Usually, journalists who were murdered were killed in the crossfires of war or by criminals involved in the story who did not want to be outed. Journalists are held hostage due to the information they are trying to share with the public. This was not the case with Wall. Evidence has pointed to a horrifying murder involving body mutilation and possible fetish-related torture. Madsen has claimed innocence, despite the mounting evidence against him and his ever-changing story of what happened on his submarine that August day. Investigators are still dissecting the evidence and motivation behind this brutal murder.
Wall's Torso Was Stabbed At Least 14 Times
When investigators recovered Wall's torso on August 21, 2017, it was riddled with stab wounds. The autopsy revealed that Wall had been stabbed at least 14 times, and the injuries led investigators to believe she had been stabbed either "at the time of death or shortly afterwards."
The stabs were near her ribs, which many believe to have been a strategic move on Madsen's part to keep the body from floating to the surface of the water.

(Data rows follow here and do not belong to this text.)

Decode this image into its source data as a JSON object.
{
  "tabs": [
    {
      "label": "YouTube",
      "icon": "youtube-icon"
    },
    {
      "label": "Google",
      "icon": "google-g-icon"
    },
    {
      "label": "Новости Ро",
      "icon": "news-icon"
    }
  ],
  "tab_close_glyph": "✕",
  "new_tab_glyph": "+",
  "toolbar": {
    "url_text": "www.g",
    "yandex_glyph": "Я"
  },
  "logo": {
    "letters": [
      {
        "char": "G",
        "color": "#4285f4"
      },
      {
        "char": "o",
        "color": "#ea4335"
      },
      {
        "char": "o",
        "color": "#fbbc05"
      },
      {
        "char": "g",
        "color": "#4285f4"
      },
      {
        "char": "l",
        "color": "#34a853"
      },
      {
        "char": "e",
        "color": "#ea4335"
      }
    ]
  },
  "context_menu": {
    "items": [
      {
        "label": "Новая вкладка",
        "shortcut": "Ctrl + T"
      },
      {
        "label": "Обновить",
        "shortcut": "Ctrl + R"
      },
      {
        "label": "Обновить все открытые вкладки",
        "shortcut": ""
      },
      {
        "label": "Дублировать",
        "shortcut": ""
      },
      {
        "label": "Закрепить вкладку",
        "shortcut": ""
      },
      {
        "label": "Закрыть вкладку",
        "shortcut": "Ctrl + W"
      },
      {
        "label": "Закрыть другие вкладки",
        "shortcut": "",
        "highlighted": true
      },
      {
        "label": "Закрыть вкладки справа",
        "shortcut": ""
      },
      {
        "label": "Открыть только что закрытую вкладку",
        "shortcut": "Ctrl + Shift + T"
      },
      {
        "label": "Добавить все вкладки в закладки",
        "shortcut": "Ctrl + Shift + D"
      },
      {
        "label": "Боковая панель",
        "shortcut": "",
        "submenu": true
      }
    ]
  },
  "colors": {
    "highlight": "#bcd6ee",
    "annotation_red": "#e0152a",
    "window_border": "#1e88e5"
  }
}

There were also multiple stabs in Wall's genitalia, suggesting the murder had sexual assault elements as well.
Wall's Head And Legs Were Found By Divers A Few Weeks Later
On October 7, 2017, divers found the heads and legs of Wall in Koege Bay.
"We found a bag with Kim Wall's clothing; shirt, skirt, socks and shoes, and also a knife and lead pieces weighing them down," lead investigator of the Copenhagen police, Jens Moeller Jensen said. "Around noon we found a leg, then another leg, and shortly thereafter we found a head, also in a bag weighted down by several metal pieces."
Madsen Said He Chopped Up Wall's Body For A 'Sea Burial'
When Walls went missing on August 10, 2017, Madsen claimed that he had let her off the submarine before it accidentally sank. When her dismembered torso - which was missing its arms, legs and head - washed ashore on August 21, 2017, his story quickly changed. Madsen admitted to dismembering Wall's body, saying it was part of a "burial at sea." He claimed that he panicked and decided to chop up her body and throw it out to sea.
One doesn't need to be a sailor to know that dismembering a body is not typical sea burial procedure. Sea burials also do not include placing the dead person's legs in a weighted plastic bag or placing your own clothes and a knife - as Madsen did - out at sea. Madsen claimed he "panicked" and considered suicide before deciding to dump her body at sea and sink his submarine.
Madsen Had Videos Of Women Being Murdered On His Computer
When authorities searched Madsen's research laboratory, they found a computer that had video footage of women being violently killed. The videos, which police "presume to be real," showed footage of women being strangled and decapitated.
Madsen still proclaimed his innocence after the discovery. In court on October 3, 2017, he claimed the computer is one of "the space laboratory's tools which have been used by everyone in the laboratory," insinuating that the murder videos belonged to someone else. Combined with the stab wounds inflicted on Wall's genitalia, investigators began to suspect that Wall's murder was related to a torture fetish of sorts.